Once upon a time when most of my year was spent in the classroom, my vocal chords got a good work out. School not only involves teaching, it also involves lots of meetings. As a classroom teacher my vocal chords developed quite well. I remember dreading the first day or so of school–not because it meant getting back into a routine (admittedly, I’m not a big fan of routines), nor because it meant seeing my students again (I love and miss them still . . . at least most of them); but because it meant I’d have a wicked sore throat after talking more in one day than I did in all of break. It took a day or two before my vocal chords settled into a new routine and I truly found my voice again.
I’m finding the same is happening with my writing. After a few months of unplanned hiatus from regular writing, getting back into the swing of things is a bit uncomfortable. I know it will become easier as I keep at it. I know if my journal got a better workout, my other writing would be more a part of me again.
The thing with finding your voice is that it takes practice. When I write, I have to ask, “Is that how I would really say that?” I want people to read something and have no doubt about who wrote it. I want the reader to be able to pick up a scrap of my writing and say, “That’s so Sheryl.”
Finding my voice in other areas of my life has taken practice, too. Speaking in front of a crowd or a classroom is all the same to me–it feels right and good. I figure if someone invited me there, they probably thought I had something to say. Somewhere along my way, I’ve lost sight of that on a personal level. It’s much more intimidating for me to talk to a small group or an individual who isn’t very close to me about most things than it is to talk to a larger group–especially if I need to initiate.

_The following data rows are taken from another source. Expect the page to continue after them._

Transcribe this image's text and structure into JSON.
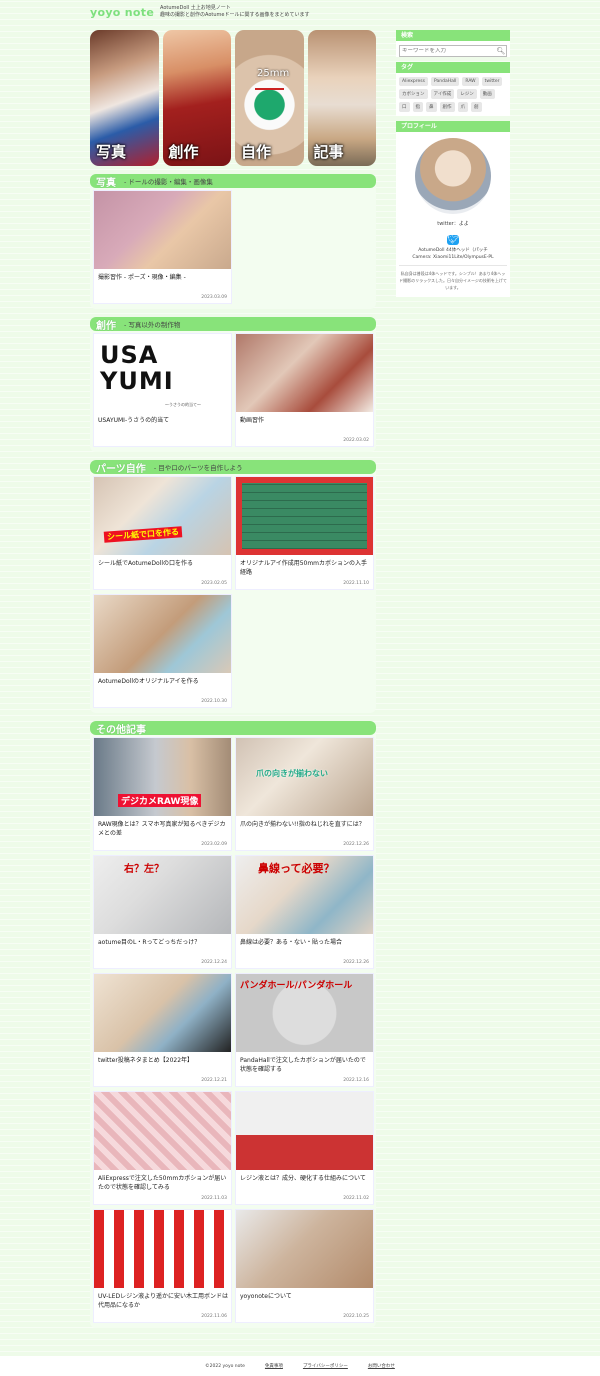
{
  "header": {
    "logo": "yoyo note",
    "tagline_1": "AotumeDoll 土上お地見ノート",
    "tagline_2": "趣味の撮影と創作のAotumeドールに関する画像をまとめています"
  },
  "hero": [
    {
      "label": "写真"
    },
    {
      "label": "創作"
    },
    {
      "label": "自作",
      "overlay": "25mm"
    },
    {
      "label": "記事"
    }
  ],
  "sections": {
    "photo": {
      "title": "写真",
      "sub": "- ドールの撮影・編集・画像集"
    },
    "create": {
      "title": "創作",
      "sub": "- 写真以外の制作物"
    },
    "parts": {
      "title": "パーツ自作",
      "sub": "- 目や口のパーツを自作しよう"
    },
    "other": {
      "title": "その他記事",
      "sub": ""
    }
  },
  "cards": {
    "photo": [
      {
        "title": "撮影習作 - ポーズ・現像・編集 -",
        "date": "2023.03.09"
      }
    ],
    "create": [
      {
        "title": "USAYUMI-うさうの的当て",
        "date": "",
        "logo_text": "USA\nYUMI",
        "logo_sub": "〜うさうの的当て〜"
      },
      {
        "title": "動画習作",
        "date": "2022.03.02"
      }
    ],
    "parts": [
      {
        "title": "シール紙でAotumeDollの口を作る",
        "date": "2023.02.05",
        "overlay": "シール紙で口を作る"
      },
      {
        "title": "オリジナルアイ作成用50mmカボションの入手経路",
        "date": "2022.11.10"
      },
      {
        "title": "AotumeDollのオリジナルアイを作る",
        "date": "2022.10.30"
      }
    ],
    "other": [
      {
        "title": "RAW現像とは？スマホ写真家が知るべきデジカメとの差",
        "date": "2023.02.09",
        "overlay": "デジカメRAW現像"
      },
      {
        "title": "爪の向きが揃わない!!指のねじれを直すには？",
        "date": "2022.12.26",
        "overlay": "爪の向きが揃わない"
      },
      {
        "title": "aotume目のL・Rってどっちだっけ？",
        "date": "2022.12.24",
        "overlay": "右？左？"
      },
      {
        "title": "鼻線は必要？ある・ない・貼った場合",
        "date": "2022.12.26",
        "overlay": "鼻線って必要？"
      },
      {
        "title": "twitter投稿ネタまとめ【2022年】",
        "date": "2022.12.21"
      },
      {
        "title": "PandaHallで注文したカボションが届いたので状態を確認する",
        "date": "2022.12.16",
        "overlay": "パンダホール/パンダホール"
      },
      {
        "title": "AliExpressで注文した50mmカボションが届いたので状態を確認してみる",
        "date": "2022.11.03"
      },
      {
        "title": "レジン液とは？成分、硬化する仕組みについて",
        "date": "2022.11.02"
      },
      {
        "title": "UV-LEDレジン液より遥かに安い木工用ボンドは代用品になるか",
        "date": "2022.11.06"
      },
      {
        "title": "yoyonoteについて",
        "date": "2022.10.25"
      }
    ]
  },
  "sidebar": {
    "search": {
      "heading": "検索",
      "placeholder": "キーワードを入力"
    },
    "tags": {
      "heading": "タグ",
      "items": [
        "Aliexpress",
        "PandaHall",
        "RAW",
        "twitter",
        "カボション",
        "アイ作成",
        "レジン",
        "動画",
        "口",
        "指",
        "鼻",
        "創作",
        "爪",
        "創"
      ]
    },
    "profile": {
      "heading": "プロフィール",
      "name": "twitter：よよ",
      "meta_1": "AotumeDoll 44体ヘッド（パッチ",
      "meta_2": "Camera: Xiaomi11Lite/OlympusE-PL",
      "desc": "私自身は普段は4体ヘッドです。シンプル！あまり4体ヘッド撮影のリラックスした。日々自分イメージの技術を上げています。"
    }
  },
  "footer": {
    "copyright": "©2022 yoyo note",
    "link_1": "免責事項",
    "link_2": "プライバシーポリシー",
    "link_3": "お問い合わせ"
  }
}
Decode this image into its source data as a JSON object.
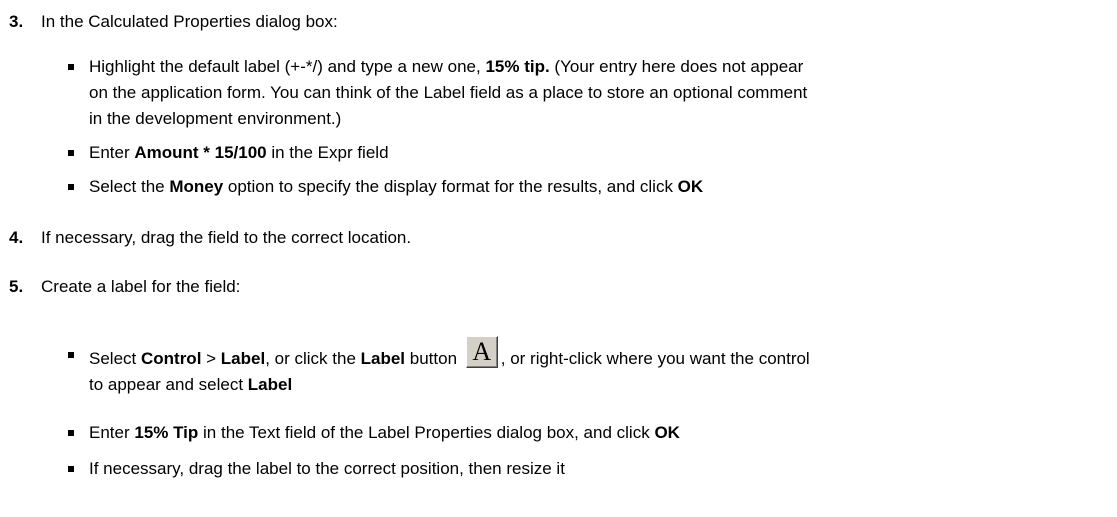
{
  "step3": {
    "number": "3.",
    "text": "In the Calculated Properties dialog box:",
    "bullets": {
      "b1": {
        "line1_a": "Highlight the default label (+-*/) and type a new one, ",
        "line1_b": "15% tip.",
        "line1_c": " (Your entry here does not appear",
        "line2": "on the application form. You can think of the Label field as a place to store an optional comment",
        "line3": "in the development environment.)"
      },
      "b2": {
        "a": "Enter ",
        "b": "Amount * 15/100",
        "c": " in the Expr field"
      },
      "b3": {
        "a": "Select the ",
        "b": "Money",
        "c": " option to specify the display format for the results, and click ",
        "d": "OK"
      }
    }
  },
  "step4": {
    "number": "4.",
    "text": "If necessary, drag the field to the correct location."
  },
  "step5": {
    "number": "5.",
    "text": "Create a label for the field:",
    "bullets": {
      "b1": {
        "a": "Select ",
        "b": "Control",
        "c": " > ",
        "d": "Label",
        "e": ", or click the ",
        "f": "Label",
        "g": " button ",
        "button_glyph": "A",
        "h": ", or right-click where you want the control",
        "line2_a": "to appear and select ",
        "line2_b": "Label"
      },
      "b2": {
        "a": "Enter ",
        "b": "15% Tip",
        "c": " in the Text field of the Label Properties dialog box, and click ",
        "d": "OK"
      },
      "b3": {
        "a": "If necessary, drag the label to the correct position, then resize it"
      }
    }
  },
  "icons": {
    "label_button_icon": "label-tool-icon"
  }
}
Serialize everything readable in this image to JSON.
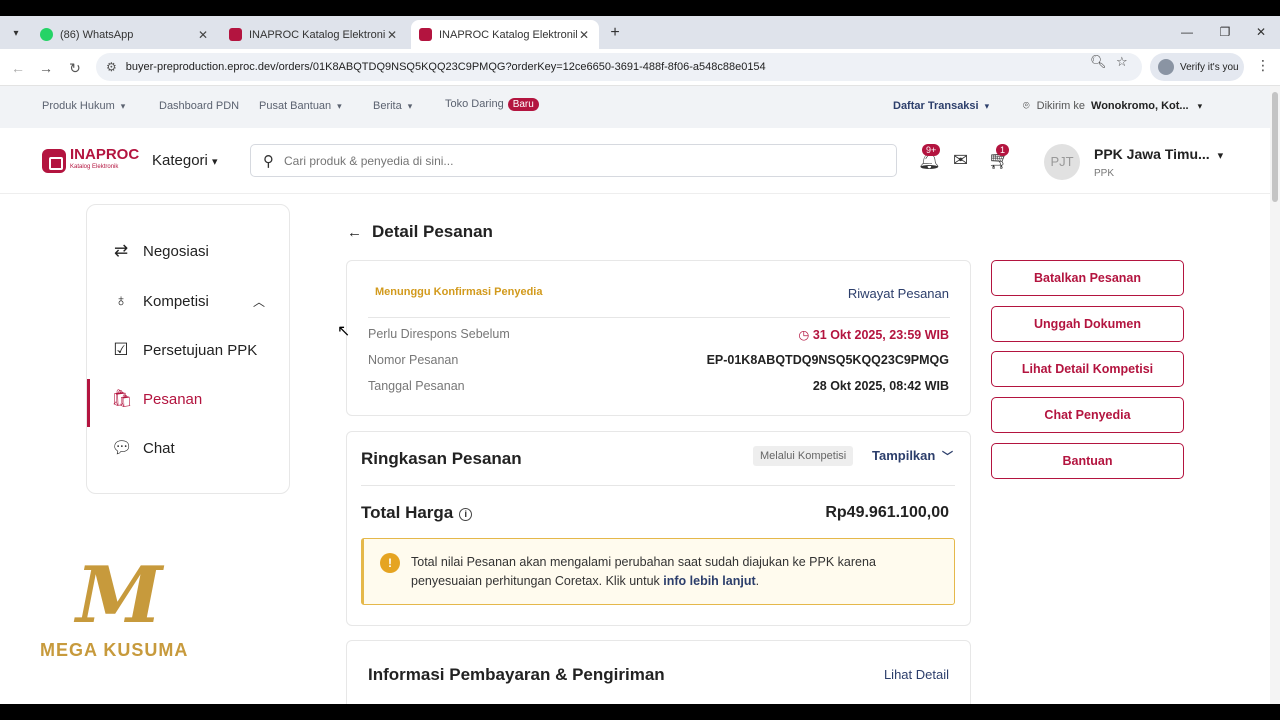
{
  "browser": {
    "tabs": [
      {
        "title": "(86) WhatsApp",
        "favicon_color": "#25D366",
        "active": false
      },
      {
        "title": "INAPROC Katalog Elektronik - P",
        "favicon_color": "#b3143f",
        "active": false
      },
      {
        "title": "INAPROC Katalog Elektronik - P",
        "favicon_color": "#b3143f",
        "active": true
      }
    ],
    "url": "buyer-preproduction.eproc.dev/orders/01K8ABQTDQ9NSQ5KQQ23C9PMQG?orderKey=12ce6650-3691-488f-8f06-a548c88e0154",
    "verify_label": "Verify it's you"
  },
  "topbar": {
    "links": [
      "Produk Hukum",
      "Dashboard PDN",
      "Pusat Bantuan",
      "Berita",
      "Toko Daring"
    ],
    "baru_badge": "Baru",
    "daftar_transaksi": "Daftar Transaksi",
    "dikirim_label": "Dikirim ke",
    "dikirim_value": "Wonokromo, Kot..."
  },
  "header": {
    "logo_text": "INAPROC",
    "logo_sub": "Katalog Elektronik",
    "kategori": "Kategori",
    "search_placeholder": "Cari produk & penyedia di sini...",
    "notif_badge": "9+",
    "cart_badge": "1",
    "avatar_initials": "PJT",
    "user_name": "PPK Jawa Timu...",
    "user_role": "PPK"
  },
  "sidebar": {
    "items": [
      {
        "label": "Negosiasi",
        "icon": "swap-arrows-icon"
      },
      {
        "label": "Kompetisi",
        "icon": "award-icon"
      },
      {
        "label": "Persetujuan PPK",
        "icon": "checkbox-icon"
      },
      {
        "label": "Pesanan",
        "icon": "shopping-bag-icon",
        "active": true
      },
      {
        "label": "Chat",
        "icon": "chat-bubble-icon"
      }
    ]
  },
  "watermark": {
    "text": "MEGA KUSUMA"
  },
  "page": {
    "title": "Detail Pesanan",
    "status": "Menunggu Konfirmasi Penyedia",
    "riwayat": "Riwayat Pesanan",
    "rows": [
      {
        "label": "Perlu Direspons Sebelum",
        "value": "31 Okt 2025, 23:59 WIB"
      },
      {
        "label": "Nomor Pesanan",
        "value": "EP-01K8ABQTDQ9NSQ5KQQ23C9PMQG"
      },
      {
        "label": "Tanggal Pesanan",
        "value": "28 Okt 2025, 08:42 WIB"
      }
    ],
    "ringkasan_title": "Ringkasan Pesanan",
    "melalui_chip": "Melalui Kompetisi",
    "tampilkan": "Tampilkan",
    "total_label": "Total Harga",
    "total_value": "Rp49.961.100,00",
    "alert_text": "Total nilai Pesanan akan mengalami perubahan saat sudah diajukan ke PPK karena penyesuaian perhitungan Coretax. Klik untuk",
    "alert_link": "info lebih lanjut",
    "alert_end": ".",
    "pembayaran_title": "Informasi Pembayaran & Pengiriman",
    "lihat_detail": "Lihat Detail"
  },
  "actions": [
    "Batalkan Pesanan",
    "Unggah Dokumen",
    "Lihat Detail Kompetisi",
    "Chat Penyedia",
    "Bantuan"
  ],
  "colors": {
    "brand": "#b3143f",
    "link": "#2c3e6b",
    "warning": "#d29a1c"
  }
}
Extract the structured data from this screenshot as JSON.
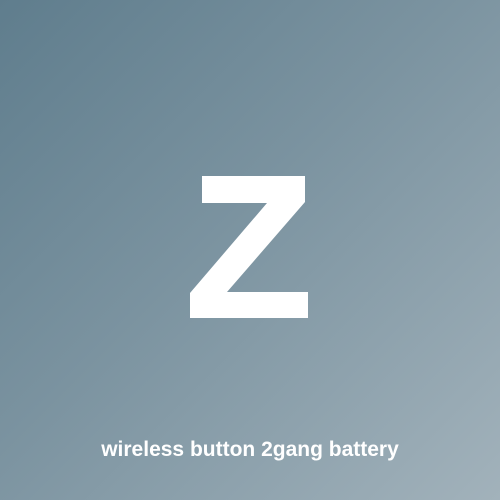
{
  "tile": {
    "icon_name": "z-letter-icon",
    "icon_color": "#ffffff",
    "caption": "wireless button 2gang battery",
    "caption_color": "#ffffff",
    "background_gradient": [
      "#5f7d8d",
      "#7b93a0",
      "#a2b2bb"
    ]
  }
}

I’m working on it. Sometimes my words are harsher than I intend. Sometimes they’re more condescending than they are conciliatory. Sometimes they’re just too soft, and they go unheard.
In many ways it’s easier to find my voice on the computer screen. I can write, and then I can delete and start over. My voice doesn’t have that luxury. I can mute and apologize, but there’s no delete. The best I can hope for is a gift of grace from the hearer–the kind of grace that encourages me to keep speaking.
I’m working on making my voice heard bit by bit. How’s your voice?
photo courtesy of NFSA Australia
Today I’ve joined the Faith Barista’s Faith Jam. Every week Bonnie’s asking other bloggers to “jam like musicians” on a faith and life related topic. This is my riff on “Finding My Voice.” I’d love to read your thoughts on the topic. Please leave a comment or a link to your blog if you’ve jammed on this. And if you haven’t blogged on it, please leave some of your thoughts in the comment section below. If you’re interested in seeing what others had to say, please follow the link over to the Faith Barista site.